I don't know if this answers your question, but what came to mind when we were talking is that questioning things around you and questioning what seems like gospel from an authority figure, I think, at least in my experience, leads to improvement.  Because of my background, I don't necessarily respect those institutions the way that other people do, and I think that allows me to see the world a little differently and see the role of those institutions in the world a little differently too.

I hope people can practice critical thinking, even when it comes to what the president is saying, or all these things that we trust and that we rely on, really those things are run by humans. I'll tell you myself. I work at a giant company that affects billions of people, and that is also run by humans. I could imagine the White House and all these giant things are no different.

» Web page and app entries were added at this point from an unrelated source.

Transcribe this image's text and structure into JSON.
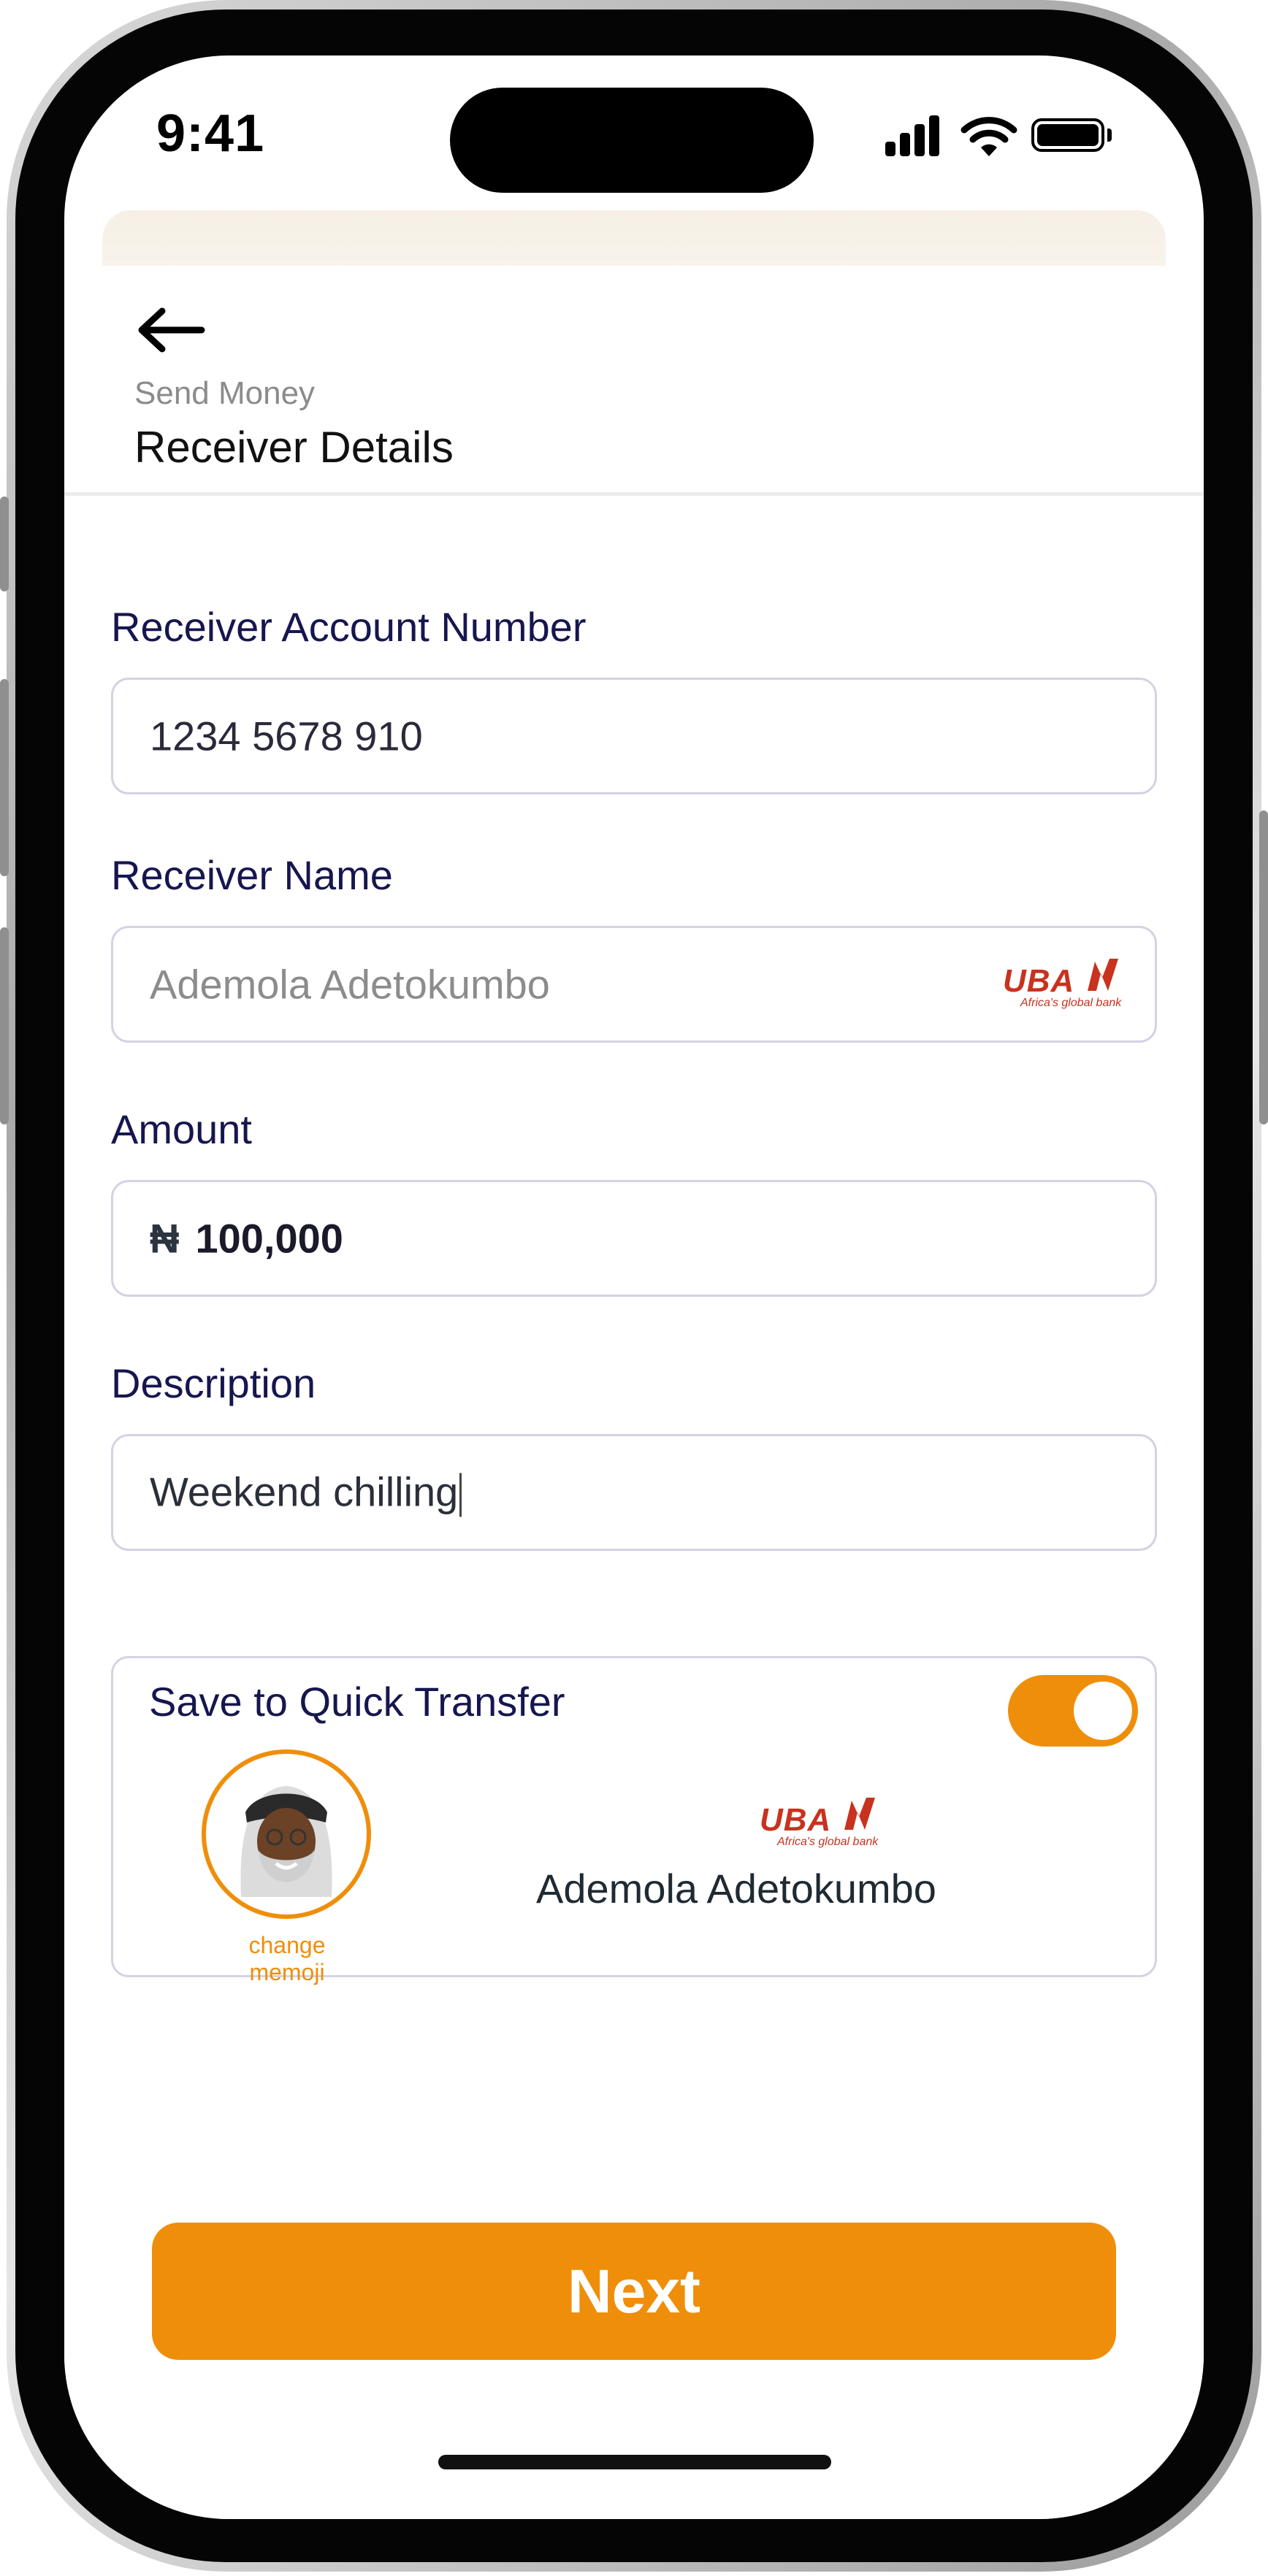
{
  "status_bar": {
    "time": "9:41"
  },
  "header": {
    "breadcrumb": "Send Money",
    "title": "Receiver Details"
  },
  "form": {
    "account_number": {
      "label": "Receiver Account Number",
      "value": "1234 5678 910"
    },
    "receiver_name": {
      "label": "Receiver Name",
      "value": "Ademola Adetokumbo"
    },
    "amount": {
      "label": "Amount",
      "currency_symbol": "₦",
      "value": "100,000"
    },
    "description": {
      "label": "Description",
      "value": "Weekend chilling"
    }
  },
  "bank": {
    "name": "UBA",
    "tagline": "Africa's global bank",
    "color": "#c8321e"
  },
  "quick_transfer": {
    "title": "Save to Quick Transfer",
    "toggle_on": true,
    "change_memoji": "change memoji",
    "receiver_name": "Ademola Adetokumbo"
  },
  "actions": {
    "next_label": "Next"
  },
  "colors": {
    "accent": "#ef8e0a",
    "label": "#16164f",
    "field_border": "#d3d3e3"
  }
}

What that means is that people will make mistakes, and people who have their own bias and have their own agendas they want to carry through, and it's your duty as a civilian or citizen or human to really internalize those things and figure out if they add up to what you believe is a better world. With the caveat that, what I believe is a better world might be different than what someone else does, it might actually be worse. We should be always open to question that perspective, right?

That means bringing people that look differently and think differently than you into the conversation and really welcoming those perspectives and doing away with these archaic ways of defining the world around us, like these geographical boundaries that we have made up. "We are from California. Therefore, we're better than people in Texas," and, "We are Americans. Therefore, we're better than people in Mexico." All these things are made up. I think we're running out of excuses to justify them, especially when we're presented with a threat like this Neo-Nazi movement seems to be. I think we're about to just have to confront it.

I always try to be conscious of how we deal with people that we disagree with. What do we do once we're right and we realize someone's wrong? That, to me, is an open question. Should they have the right to speak their mind? Do you silence them? I'm seeing people on my side of the argument act in a way that even I don't agree with. Even though I agree with their intentions, I don't agree with the way they carry them through, and it just gives the other side ammo to act that way. So, I think figuring out how we deal with our disagreements will be vital in the next eight years.

 

I'M SEEING PEOPLE ON MY SIDE OF THE ARGUMENT ACT IN A WAY THAT EVEN I DON'T AGREE WITH. EVEN THOUGH I AGREE WITH THEIR INTENTIONS, I DON'T AGREE WITH THE WAY THEY CARRY THEM THROUGH, AND IT JUST GIVES THE OTHER SIDE AMMO TO ACT THAT WAY. I THINK FIGURING OUT HOW WE DEAL WITH OUR DISAGREEMENTS WILL BE VITAL IN THE NEXT EIGHT YEARS.